Exercise:
Report how many lines below include the string "structured". Please keep the reply to that number.

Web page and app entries
============

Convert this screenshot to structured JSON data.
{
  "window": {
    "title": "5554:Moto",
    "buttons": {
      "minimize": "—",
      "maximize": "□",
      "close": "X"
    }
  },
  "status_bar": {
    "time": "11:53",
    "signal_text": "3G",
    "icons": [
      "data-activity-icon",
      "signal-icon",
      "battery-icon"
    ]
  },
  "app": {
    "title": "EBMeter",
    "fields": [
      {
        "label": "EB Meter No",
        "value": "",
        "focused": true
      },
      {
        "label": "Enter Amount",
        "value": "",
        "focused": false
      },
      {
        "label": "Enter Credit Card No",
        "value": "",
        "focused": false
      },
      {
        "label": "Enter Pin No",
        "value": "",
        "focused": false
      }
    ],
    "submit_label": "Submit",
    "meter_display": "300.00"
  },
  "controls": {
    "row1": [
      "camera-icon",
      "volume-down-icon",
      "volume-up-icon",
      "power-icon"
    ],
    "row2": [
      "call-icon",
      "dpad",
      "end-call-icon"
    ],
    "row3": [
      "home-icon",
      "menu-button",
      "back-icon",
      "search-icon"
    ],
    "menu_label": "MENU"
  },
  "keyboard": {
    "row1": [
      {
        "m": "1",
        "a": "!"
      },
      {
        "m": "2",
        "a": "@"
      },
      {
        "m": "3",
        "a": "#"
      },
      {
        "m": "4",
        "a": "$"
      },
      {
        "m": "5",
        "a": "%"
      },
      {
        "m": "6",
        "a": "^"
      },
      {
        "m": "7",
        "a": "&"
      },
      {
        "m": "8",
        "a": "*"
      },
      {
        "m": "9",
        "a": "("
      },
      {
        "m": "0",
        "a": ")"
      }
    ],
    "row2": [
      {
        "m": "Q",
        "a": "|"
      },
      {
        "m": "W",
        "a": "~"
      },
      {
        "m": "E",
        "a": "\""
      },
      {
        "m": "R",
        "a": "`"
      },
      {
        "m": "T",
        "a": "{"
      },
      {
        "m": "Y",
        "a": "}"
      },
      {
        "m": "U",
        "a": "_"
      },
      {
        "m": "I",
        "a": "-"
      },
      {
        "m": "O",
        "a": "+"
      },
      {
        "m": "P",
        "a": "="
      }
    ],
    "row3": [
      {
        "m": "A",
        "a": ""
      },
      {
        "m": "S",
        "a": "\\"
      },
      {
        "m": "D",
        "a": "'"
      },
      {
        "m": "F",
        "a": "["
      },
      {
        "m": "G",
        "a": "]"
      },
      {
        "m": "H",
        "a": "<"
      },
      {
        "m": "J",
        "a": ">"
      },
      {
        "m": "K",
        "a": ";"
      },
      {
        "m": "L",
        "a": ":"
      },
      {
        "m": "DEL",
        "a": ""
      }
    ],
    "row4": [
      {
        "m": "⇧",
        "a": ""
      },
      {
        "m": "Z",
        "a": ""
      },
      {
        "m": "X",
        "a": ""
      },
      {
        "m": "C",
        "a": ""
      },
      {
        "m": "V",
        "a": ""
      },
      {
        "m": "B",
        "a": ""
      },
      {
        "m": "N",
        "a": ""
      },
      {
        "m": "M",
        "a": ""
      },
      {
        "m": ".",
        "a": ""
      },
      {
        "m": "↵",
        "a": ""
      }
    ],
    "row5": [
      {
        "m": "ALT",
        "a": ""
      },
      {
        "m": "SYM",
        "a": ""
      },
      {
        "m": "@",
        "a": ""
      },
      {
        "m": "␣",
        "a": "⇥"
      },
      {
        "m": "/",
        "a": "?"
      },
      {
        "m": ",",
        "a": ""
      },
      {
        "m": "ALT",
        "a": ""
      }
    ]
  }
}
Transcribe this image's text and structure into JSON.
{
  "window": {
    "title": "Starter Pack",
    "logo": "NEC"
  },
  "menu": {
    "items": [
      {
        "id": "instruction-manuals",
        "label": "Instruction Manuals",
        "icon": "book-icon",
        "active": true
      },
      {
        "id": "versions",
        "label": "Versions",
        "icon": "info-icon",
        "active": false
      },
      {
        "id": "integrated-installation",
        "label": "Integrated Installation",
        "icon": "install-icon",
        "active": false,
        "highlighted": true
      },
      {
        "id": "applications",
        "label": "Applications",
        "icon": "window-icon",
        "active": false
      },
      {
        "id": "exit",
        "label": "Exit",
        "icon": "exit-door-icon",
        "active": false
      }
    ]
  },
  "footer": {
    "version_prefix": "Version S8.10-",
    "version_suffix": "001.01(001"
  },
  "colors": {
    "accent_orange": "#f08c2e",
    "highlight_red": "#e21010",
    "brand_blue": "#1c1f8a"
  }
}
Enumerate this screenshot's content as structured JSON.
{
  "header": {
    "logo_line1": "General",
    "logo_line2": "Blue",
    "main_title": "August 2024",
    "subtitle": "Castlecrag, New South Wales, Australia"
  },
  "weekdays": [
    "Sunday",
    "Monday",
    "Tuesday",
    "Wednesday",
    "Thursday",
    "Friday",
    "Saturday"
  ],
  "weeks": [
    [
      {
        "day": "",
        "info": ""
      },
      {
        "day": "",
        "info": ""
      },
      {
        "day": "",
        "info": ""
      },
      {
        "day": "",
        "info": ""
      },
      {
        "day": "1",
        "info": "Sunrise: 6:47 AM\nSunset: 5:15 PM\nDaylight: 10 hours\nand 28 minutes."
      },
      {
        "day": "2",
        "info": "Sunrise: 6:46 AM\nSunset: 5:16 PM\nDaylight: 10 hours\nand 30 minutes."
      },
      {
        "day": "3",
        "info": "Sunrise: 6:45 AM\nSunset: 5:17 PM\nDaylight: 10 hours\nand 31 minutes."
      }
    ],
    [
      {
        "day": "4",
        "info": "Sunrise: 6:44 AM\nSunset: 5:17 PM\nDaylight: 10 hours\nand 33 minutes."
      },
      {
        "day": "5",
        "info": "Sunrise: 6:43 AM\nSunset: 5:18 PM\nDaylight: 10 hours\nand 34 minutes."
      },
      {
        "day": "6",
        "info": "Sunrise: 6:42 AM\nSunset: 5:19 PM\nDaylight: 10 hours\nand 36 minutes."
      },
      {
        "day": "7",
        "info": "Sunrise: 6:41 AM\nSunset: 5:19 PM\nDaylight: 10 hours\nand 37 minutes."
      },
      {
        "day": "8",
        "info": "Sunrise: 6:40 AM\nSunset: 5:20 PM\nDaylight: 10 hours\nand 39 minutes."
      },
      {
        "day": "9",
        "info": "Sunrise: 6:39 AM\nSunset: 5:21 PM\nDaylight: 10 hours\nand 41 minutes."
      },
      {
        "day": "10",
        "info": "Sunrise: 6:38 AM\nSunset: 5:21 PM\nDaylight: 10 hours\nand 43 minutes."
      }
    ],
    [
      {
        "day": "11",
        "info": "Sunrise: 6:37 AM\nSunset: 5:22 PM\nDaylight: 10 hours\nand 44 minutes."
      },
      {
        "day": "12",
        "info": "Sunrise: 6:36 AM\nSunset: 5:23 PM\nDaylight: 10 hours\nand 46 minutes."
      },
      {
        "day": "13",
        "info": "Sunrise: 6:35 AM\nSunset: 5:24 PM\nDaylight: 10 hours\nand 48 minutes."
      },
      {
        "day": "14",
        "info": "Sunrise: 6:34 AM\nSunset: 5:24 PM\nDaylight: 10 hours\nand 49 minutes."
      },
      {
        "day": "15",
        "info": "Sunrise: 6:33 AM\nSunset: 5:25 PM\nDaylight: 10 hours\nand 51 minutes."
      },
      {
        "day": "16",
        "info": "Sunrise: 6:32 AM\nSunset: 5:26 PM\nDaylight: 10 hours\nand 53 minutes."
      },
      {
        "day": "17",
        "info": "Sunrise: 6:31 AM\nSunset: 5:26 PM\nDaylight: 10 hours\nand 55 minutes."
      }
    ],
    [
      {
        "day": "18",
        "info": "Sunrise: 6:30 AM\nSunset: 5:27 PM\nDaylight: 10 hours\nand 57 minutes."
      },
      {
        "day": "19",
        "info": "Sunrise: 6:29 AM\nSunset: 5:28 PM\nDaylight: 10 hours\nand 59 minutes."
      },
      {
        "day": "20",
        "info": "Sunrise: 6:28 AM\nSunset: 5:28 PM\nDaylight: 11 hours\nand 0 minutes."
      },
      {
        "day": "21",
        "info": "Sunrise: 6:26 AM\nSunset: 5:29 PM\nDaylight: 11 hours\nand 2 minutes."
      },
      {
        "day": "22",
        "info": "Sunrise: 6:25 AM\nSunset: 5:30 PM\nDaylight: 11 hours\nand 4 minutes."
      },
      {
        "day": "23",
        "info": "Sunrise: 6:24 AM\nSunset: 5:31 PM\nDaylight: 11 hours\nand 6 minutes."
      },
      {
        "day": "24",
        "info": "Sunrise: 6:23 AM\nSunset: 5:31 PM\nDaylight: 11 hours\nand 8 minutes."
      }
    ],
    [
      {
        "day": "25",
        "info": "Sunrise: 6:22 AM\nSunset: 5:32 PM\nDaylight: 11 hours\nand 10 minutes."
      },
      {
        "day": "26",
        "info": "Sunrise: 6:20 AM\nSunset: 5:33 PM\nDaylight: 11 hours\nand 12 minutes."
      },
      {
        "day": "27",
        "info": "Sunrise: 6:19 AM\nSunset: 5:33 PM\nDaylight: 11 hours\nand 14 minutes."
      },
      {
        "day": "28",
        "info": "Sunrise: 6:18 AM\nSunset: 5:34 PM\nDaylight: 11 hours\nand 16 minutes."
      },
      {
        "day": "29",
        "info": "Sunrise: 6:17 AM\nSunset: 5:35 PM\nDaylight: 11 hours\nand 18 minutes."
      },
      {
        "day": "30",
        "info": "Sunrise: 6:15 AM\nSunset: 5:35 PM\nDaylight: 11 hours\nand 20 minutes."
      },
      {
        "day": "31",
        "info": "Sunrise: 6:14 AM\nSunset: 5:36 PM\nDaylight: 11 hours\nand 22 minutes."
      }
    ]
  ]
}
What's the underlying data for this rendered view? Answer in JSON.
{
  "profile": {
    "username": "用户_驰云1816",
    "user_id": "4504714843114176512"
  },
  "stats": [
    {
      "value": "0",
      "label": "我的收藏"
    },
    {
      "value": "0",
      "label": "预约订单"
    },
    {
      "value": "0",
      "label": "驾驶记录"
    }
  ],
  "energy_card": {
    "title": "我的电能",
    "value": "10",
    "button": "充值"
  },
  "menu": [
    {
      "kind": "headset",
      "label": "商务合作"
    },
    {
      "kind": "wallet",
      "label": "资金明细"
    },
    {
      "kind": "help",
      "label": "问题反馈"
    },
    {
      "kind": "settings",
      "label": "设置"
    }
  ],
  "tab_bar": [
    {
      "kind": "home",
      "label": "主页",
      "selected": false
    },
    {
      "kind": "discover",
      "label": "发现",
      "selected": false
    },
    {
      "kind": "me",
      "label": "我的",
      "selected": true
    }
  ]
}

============

Solution to this task:
2